→ GOAL OF THE EXERCISE
Before you finish, make sure every line below has been written out exactly.

(Records drawn from a dataset)
· · · · · · ·

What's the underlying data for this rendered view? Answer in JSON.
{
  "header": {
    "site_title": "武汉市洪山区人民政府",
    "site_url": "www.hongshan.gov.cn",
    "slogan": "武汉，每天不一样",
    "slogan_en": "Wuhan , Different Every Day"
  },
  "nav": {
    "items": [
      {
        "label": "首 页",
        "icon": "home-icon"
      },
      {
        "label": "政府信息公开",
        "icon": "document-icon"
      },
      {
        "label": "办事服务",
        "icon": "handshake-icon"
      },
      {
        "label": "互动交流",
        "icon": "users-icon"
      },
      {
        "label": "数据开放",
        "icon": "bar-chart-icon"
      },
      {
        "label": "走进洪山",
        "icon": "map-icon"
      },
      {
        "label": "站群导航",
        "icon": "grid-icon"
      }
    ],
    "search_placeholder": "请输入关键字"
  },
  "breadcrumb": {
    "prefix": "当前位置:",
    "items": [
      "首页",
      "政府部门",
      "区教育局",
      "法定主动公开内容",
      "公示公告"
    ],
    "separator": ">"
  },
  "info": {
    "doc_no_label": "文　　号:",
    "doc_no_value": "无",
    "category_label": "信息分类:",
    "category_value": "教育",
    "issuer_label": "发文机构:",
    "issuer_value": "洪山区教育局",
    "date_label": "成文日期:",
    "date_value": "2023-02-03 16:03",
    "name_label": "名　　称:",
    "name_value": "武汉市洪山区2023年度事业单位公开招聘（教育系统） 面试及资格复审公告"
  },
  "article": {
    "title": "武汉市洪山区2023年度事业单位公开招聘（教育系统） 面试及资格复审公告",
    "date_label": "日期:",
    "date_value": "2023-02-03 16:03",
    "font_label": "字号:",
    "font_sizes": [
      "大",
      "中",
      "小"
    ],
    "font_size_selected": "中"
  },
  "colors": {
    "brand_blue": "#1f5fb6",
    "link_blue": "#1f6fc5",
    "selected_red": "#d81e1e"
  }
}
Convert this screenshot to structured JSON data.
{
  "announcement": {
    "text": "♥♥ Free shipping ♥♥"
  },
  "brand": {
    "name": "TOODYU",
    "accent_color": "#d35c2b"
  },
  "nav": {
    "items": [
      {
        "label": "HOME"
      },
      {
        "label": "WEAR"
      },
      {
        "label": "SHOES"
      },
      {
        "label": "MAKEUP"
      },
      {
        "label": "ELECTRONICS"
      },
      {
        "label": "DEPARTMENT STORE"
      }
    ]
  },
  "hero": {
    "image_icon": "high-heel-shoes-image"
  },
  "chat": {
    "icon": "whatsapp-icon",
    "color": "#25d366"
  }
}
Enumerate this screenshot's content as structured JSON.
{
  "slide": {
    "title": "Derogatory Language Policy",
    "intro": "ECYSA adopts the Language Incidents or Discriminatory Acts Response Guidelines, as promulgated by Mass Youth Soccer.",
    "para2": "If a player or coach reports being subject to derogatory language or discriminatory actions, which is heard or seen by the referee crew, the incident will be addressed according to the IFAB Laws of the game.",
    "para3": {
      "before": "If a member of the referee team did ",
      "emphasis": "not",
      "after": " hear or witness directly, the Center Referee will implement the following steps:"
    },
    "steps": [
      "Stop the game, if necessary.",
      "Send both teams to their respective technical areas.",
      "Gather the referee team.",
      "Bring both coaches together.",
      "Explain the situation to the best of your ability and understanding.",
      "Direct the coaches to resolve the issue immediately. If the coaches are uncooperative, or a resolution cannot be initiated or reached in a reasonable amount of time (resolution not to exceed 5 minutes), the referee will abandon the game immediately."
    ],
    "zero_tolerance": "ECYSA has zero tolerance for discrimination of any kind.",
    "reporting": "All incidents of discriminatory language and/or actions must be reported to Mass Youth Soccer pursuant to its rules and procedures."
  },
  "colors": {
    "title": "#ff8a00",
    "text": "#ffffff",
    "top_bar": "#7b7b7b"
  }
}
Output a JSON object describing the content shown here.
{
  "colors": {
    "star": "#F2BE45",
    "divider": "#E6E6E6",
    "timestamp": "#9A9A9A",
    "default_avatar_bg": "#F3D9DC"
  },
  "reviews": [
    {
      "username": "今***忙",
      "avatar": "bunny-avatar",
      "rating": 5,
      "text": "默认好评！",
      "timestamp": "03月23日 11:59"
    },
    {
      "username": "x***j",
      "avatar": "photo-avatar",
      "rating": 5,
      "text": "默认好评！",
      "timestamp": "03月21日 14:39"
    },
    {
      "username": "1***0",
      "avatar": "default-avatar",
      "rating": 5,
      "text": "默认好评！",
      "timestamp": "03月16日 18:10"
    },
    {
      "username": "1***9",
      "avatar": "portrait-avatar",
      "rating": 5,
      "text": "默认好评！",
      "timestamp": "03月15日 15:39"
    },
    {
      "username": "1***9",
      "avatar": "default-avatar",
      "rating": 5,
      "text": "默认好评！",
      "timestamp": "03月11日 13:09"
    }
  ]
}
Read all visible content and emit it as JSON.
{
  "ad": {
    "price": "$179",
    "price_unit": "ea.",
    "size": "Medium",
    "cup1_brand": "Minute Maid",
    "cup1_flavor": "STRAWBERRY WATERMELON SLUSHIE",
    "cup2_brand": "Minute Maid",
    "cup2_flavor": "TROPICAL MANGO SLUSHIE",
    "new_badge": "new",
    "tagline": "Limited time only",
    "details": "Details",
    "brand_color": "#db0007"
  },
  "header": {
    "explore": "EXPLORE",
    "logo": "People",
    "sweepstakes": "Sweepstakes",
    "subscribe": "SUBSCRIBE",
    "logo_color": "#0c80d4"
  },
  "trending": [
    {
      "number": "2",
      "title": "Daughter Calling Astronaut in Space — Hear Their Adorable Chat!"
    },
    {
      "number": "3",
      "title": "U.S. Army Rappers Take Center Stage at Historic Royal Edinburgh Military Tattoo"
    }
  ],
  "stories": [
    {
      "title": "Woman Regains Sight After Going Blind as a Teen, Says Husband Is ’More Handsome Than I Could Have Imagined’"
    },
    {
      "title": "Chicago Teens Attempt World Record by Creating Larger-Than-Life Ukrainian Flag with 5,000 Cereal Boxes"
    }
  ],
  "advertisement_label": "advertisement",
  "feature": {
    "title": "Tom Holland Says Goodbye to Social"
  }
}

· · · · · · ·

→ OUTPUT OF THE TASK
What's the underlying data for this rendered view? Answer in JSON.
{
  "header": {
    "site_title": "武汉市洪山区人民政府",
    "site_url": "www.hongshan.gov.cn",
    "slogan": "武汉，每天不一样",
    "slogan_en": "Wuhan , Different Every Day"
  },
  "nav": {
    "items": [
      {
        "label": "首 页",
        "icon": "home-icon"
      },
      {
        "label": "政府信息公开",
        "icon": "document-icon"
      },
      {
        "label": "办事服务",
        "icon": "handshake-icon"
      },
      {
        "label": "互动交流",
        "icon": "users-icon"
      },
      {
        "label": "数据开放",
        "icon": "bar-chart-icon"
      },
      {
        "label": "走进洪山",
        "icon": "map-icon"
      },
      {
        "label": "站群导航",
        "icon": "grid-icon"
      }
    ],
    "search_placeholder": "请输入关键字"
  },
  "breadcrumb": {
    "prefix": "当前位置:",
    "items": [
      "首页",
      "政府部门",
      "区教育局",
      "法定主动公开内容",
      "公示公告"
    ],
    "separator": ">"
  },
  "info": {
    "doc_no_label": "文　　号:",
    "doc_no_value": "无",
    "category_label": "信息分类:",
    "category_value": "教育",
    "issuer_label": "发文机构:",
    "issuer_value": "洪山区教育局",
    "date_label": "成文日期:",
    "date_value": "2023-02-03 16:03",
    "name_label": "名　　称:",
    "name_value": "武汉市洪山区2023年度事业单位公开招聘（教育系统） 面试及资格复审公告"
  },
  "article": {
    "title": "武汉市洪山区2023年度事业单位公开招聘（教育系统） 面试及资格复审公告",
    "date_label": "日期:",
    "date_value": "2023-02-03 16:03",
    "font_label": "字号:",
    "font_sizes": [
      "大",
      "中",
      "小"
    ],
    "font_size_selected": "中"
  },
  "colors": {
    "brand_blue": "#1f5fb6",
    "link_blue": "#1f6fc5",
    "selected_red": "#d81e1e"
  }
}
Convert this screenshot to structured JSON data.
{
  "announcement": {
    "text": "♥♥ Free shipping ♥♥"
  },
  "brand": {
    "name": "TOODYU",
    "accent_color": "#d35c2b"
  },
  "nav": {
    "items": [
      {
        "label": "HOME"
      },
      {
        "label": "WEAR"
      },
      {
        "label": "SHOES"
      },
      {
        "label": "MAKEUP"
      },
      {
        "label": "ELECTRONICS"
      },
      {
        "label": "DEPARTMENT STORE"
      }
    ]
  },
  "hero": {
    "image_icon": "high-heel-shoes-image"
  },
  "chat": {
    "icon": "whatsapp-icon",
    "color": "#25d366"
  }
}
Enumerate this screenshot's content as structured JSON.
{
  "slide": {
    "title": "Derogatory Language Policy",
    "intro": "ECYSA adopts the Language Incidents or Discriminatory Acts Response Guidelines, as promulgated by Mass Youth Soccer.",
    "para2": "If a player or coach reports being subject to derogatory language or discriminatory actions, which is heard or seen by the referee crew, the incident will be addressed according to the IFAB Laws of the game.",
    "para3": {
      "before": "If a member of the referee team did ",
      "emphasis": "not",
      "after": " hear or witness directly, the Center Referee will implement the following steps:"
    },
    "steps": [
      "Stop the game, if necessary.",
      "Send both teams to their respective technical areas.",
      "Gather the referee team.",
      "Bring both coaches together.",
      "Explain the situation to the best of your ability and understanding.",
      "Direct the coaches to resolve the issue immediately. If the coaches are uncooperative, or a resolution cannot be initiated or reached in a reasonable amount of time (resolution not to exceed 5 minutes), the referee will abandon the game immediately."
    ],
    "zero_tolerance": "ECYSA has zero tolerance for discrimination of any kind.",
    "reporting": "All incidents of discriminatory language and/or actions must be reported to Mass Youth Soccer pursuant to its rules and procedures."
  },
  "colors": {
    "title": "#ff8a00",
    "text": "#ffffff",
    "top_bar": "#7b7b7b"
  }
}
Output a JSON object describing the content shown here.
{
  "colors": {
    "star": "#F2BE45",
    "divider": "#E6E6E6",
    "timestamp": "#9A9A9A",
    "default_avatar_bg": "#F3D9DC"
  },
  "reviews": [
    {
      "username": "今***忙",
      "avatar": "bunny-avatar",
      "rating": 5,
      "text": "默认好评！",
      "timestamp": "03月23日 11:59"
    },
    {
      "username": "x***j",
      "avatar": "photo-avatar",
      "rating": 5,
      "text": "默认好评！",
      "timestamp": "03月21日 14:39"
    },
    {
      "username": "1***0",
      "avatar": "default-avatar",
      "rating": 5,
      "text": "默认好评！",
      "timestamp": "03月16日 18:10"
    },
    {
      "username": "1***9",
      "avatar": "portrait-avatar",
      "rating": 5,
      "text": "默认好评！",
      "timestamp": "03月15日 15:39"
    },
    {
      "username": "1***9",
      "avatar": "default-avatar",
      "rating": 5,
      "text": "默认好评！",
      "timestamp": "03月11日 13:09"
    }
  ]
}
Read all visible content and emit it as JSON.
{
  "ad": {
    "price": "$179",
    "price_unit": "ea.",
    "size": "Medium",
    "cup1_brand": "Minute Maid",
    "cup1_flavor": "STRAWBERRY WATERMELON SLUSHIE",
    "cup2_brand": "Minute Maid",
    "cup2_flavor": "TROPICAL MANGO SLUSHIE",
    "new_badge": "new",
    "tagline": "Limited time only",
    "details": "Details",
    "brand_color": "#db0007"
  },
  "header": {
    "explore": "EXPLORE",
    "logo": "People",
    "sweepstakes": "Sweepstakes",
    "subscribe": "SUBSCRIBE",
    "logo_color": "#0c80d4"
  },
  "trending": [
    {
      "number": "2",
      "title": "Daughter Calling Astronaut in Space — Hear Their Adorable Chat!"
    },
    {
      "number": "3",
      "title": "U.S. Army Rappers Take Center Stage at Historic Royal Edinburgh Military Tattoo"
    }
  ],
  "stories": [
    {
      "title": "Woman Regains Sight After Going Blind as a Teen, Says Husband Is ’More Handsome Than I Could Have Imagined’"
    },
    {
      "title": "Chicago Teens Attempt World Record by Creating Larger-Than-Life Ukrainian Flag with 5,000 Cereal Boxes"
    }
  ],
  "advertisement_label": "advertisement",
  "feature": {
    "title": "Tom Holland Says Goodbye to Social"
  }
}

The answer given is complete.